# EXERCISE PROMPT:
Write out the records in full and without alteration, setting aside their pictures.

Web page and app entries:
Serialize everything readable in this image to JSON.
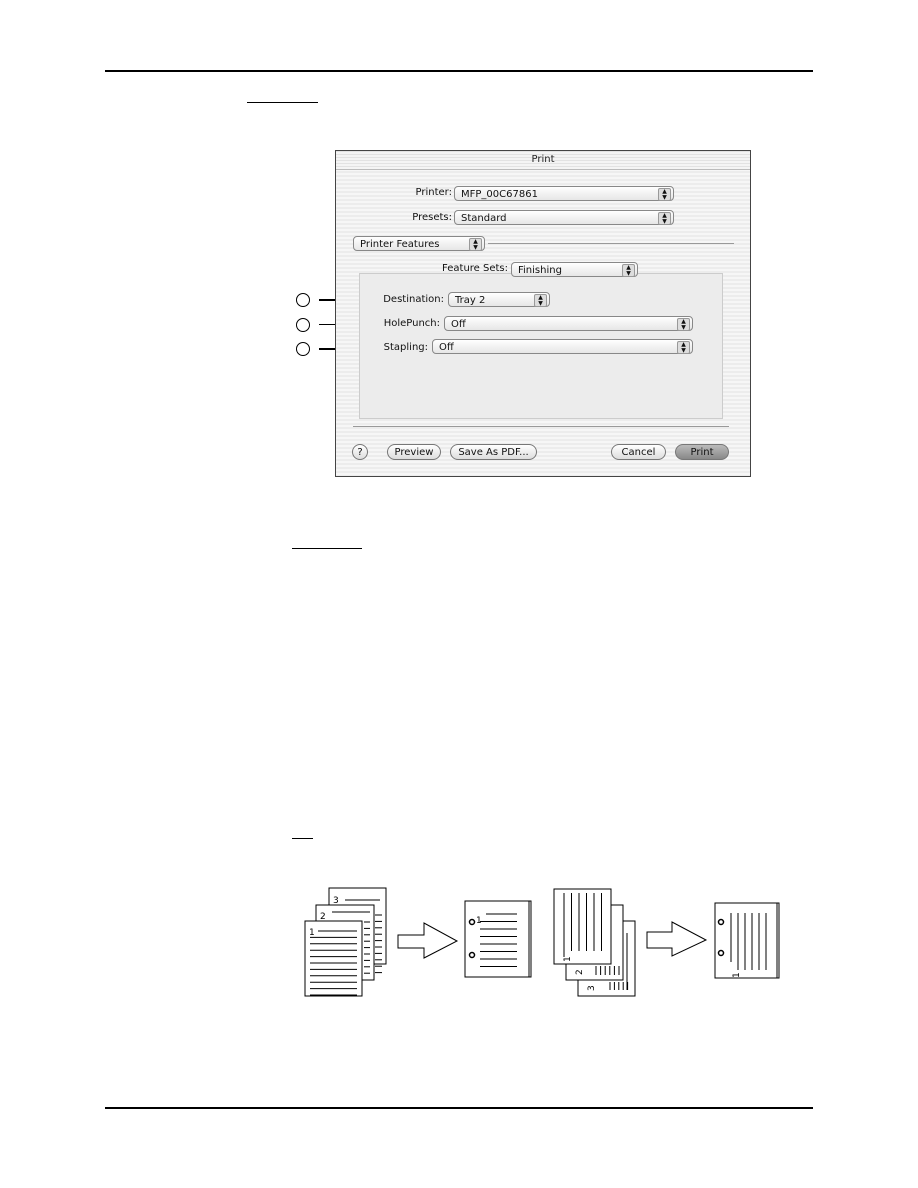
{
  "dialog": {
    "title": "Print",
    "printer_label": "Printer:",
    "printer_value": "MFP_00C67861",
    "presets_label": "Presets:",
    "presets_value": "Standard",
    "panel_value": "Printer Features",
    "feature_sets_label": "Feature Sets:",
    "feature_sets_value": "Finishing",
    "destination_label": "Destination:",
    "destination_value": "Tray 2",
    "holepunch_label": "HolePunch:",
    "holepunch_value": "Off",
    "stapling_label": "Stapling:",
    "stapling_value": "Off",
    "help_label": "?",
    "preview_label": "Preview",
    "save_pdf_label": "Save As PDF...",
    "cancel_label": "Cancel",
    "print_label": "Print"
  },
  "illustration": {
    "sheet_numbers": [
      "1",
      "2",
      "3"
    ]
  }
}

# WRITTEN ANSWER:
Serialize everything readable in this image to JSON.
{
  "dialog": {
    "title": "Print",
    "printer_label": "Printer:",
    "printer_value": "MFP_00C67861",
    "presets_label": "Presets:",
    "presets_value": "Standard",
    "panel_value": "Printer Features",
    "feature_sets_label": "Feature Sets:",
    "feature_sets_value": "Finishing",
    "destination_label": "Destination:",
    "destination_value": "Tray 2",
    "holepunch_label": "HolePunch:",
    "holepunch_value": "Off",
    "stapling_label": "Stapling:",
    "stapling_value": "Off",
    "help_label": "?",
    "preview_label": "Preview",
    "save_pdf_label": "Save As PDF...",
    "cancel_label": "Cancel",
    "print_label": "Print"
  },
  "illustration": {
    "sheet_numbers": [
      "1",
      "2",
      "3"
    ]
  }
}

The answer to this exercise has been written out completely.